Howard Kurtz: The interview, as I reported last week, was suggested by Bush, and Communications Director Dan Bartlett called NBC, which was happy to oblige. I think if you look at the transcript you’ll see many instances in which Russert followed up, but by choosing to devote the first 33 minutes to Iraq and terrorism, he didn’t leave himself much time for sustained follow-up on domestic issues. By the way, Bush will probably have to do more interviews over the course of the year, and then there are the debates.

So which is it, Howie? “Doesn’t do many interviews” or “Bush will probably have to do more interviews over the course of the year, and then there are the debates” ? How many opportunities will Dubbya get to lie to us? And how will you spin it when he does?

And Speaking of Dubbya Lies —

there’s this whopper

President Bush believes states can use contract law to ensure some of the rights that gay partners are seeking through marriage or civil union, a South Carolina congressman said Sunday.
The subject of contracts and gay marriage came up while the lawmaker, Rep. Jim DeMint, was traveling with the president and the rest of the South Carolina Republican delegation on Air Force One last week. He described the conversation, first reported in the new issue of Time magazine, as politicians shooting the breeze rather than an in-depth policy discussion.

“Sorta-kinda-on-the-record-but-don’t-hold-me-to-it-we’re-just-trying-to- please-the-Log-Cabinettes-OK?”

Paraphrasing the president’s remarks, DeMint said: “He said he was not going to condemn anyone, that the need to have various types of agreement does not mean we need to redefine marriage. ‘If people want to have contracts on hospital visitation and benefits, that’s OK.’ ”
Responding to questions on Sunday about the Time article, Claire Buchan, a White House spokeswoman, said: “States, through their contract law, have the ability to address some of the issues that advocates of gay marriage are raising, such as hospital visitation rights and insurance benefits and the ability to pass on one’s estates to another. What the president has said is that he strongly believes in the sanctity of marriage, so that’s what he is saying.”
Buchan noted that civil contracts were available to heterosexual couples as well.
Recent decisions by the U.S. Supreme Court, a Canadian court and the top court in Massachusetts have pushed the administration into a delicate balancing act.

Conservative groups are lobbying the White House to endorse a constitutional amendment defining marriage as something that can take place only between a man and a woman. At the same time, the White House wants to appear empathetic with gays who tell of hospitals forbidding them to visit partners on their deathbeds.

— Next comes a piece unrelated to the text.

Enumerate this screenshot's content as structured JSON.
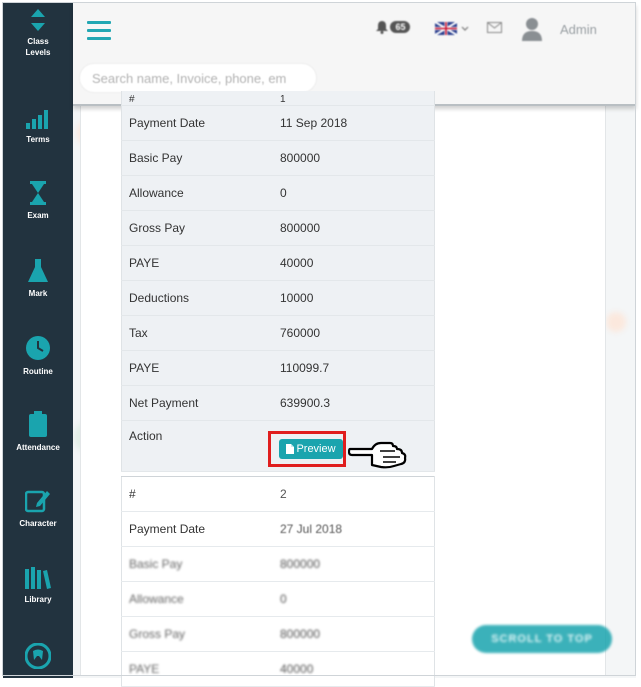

Isn’t that nice they’re so concerned about us once we’ve Bought the Farm ?

But not so fast. As anyone who survived the first onsluaght of the AIDS epidemic knows, such contracts aren’t worth the paper they’re written on. A blood relative with a reasonably intelligent lawyer can break it like a breadstick, leaving the “longtime companion” out in the cold with nothing.

Only the contract that is Marriage really counts.

But we can’t have gays and lesbians encroaching on such “sanctity” can we?
No that’s for the likes of Neal Bush — a man who didn’t let “sanctity” get in the way of his contracting genital herpes from third world sex workers, as revealed in his (doubtless sanctified), divorce.

But we don’t want to shoot that breeze, do we?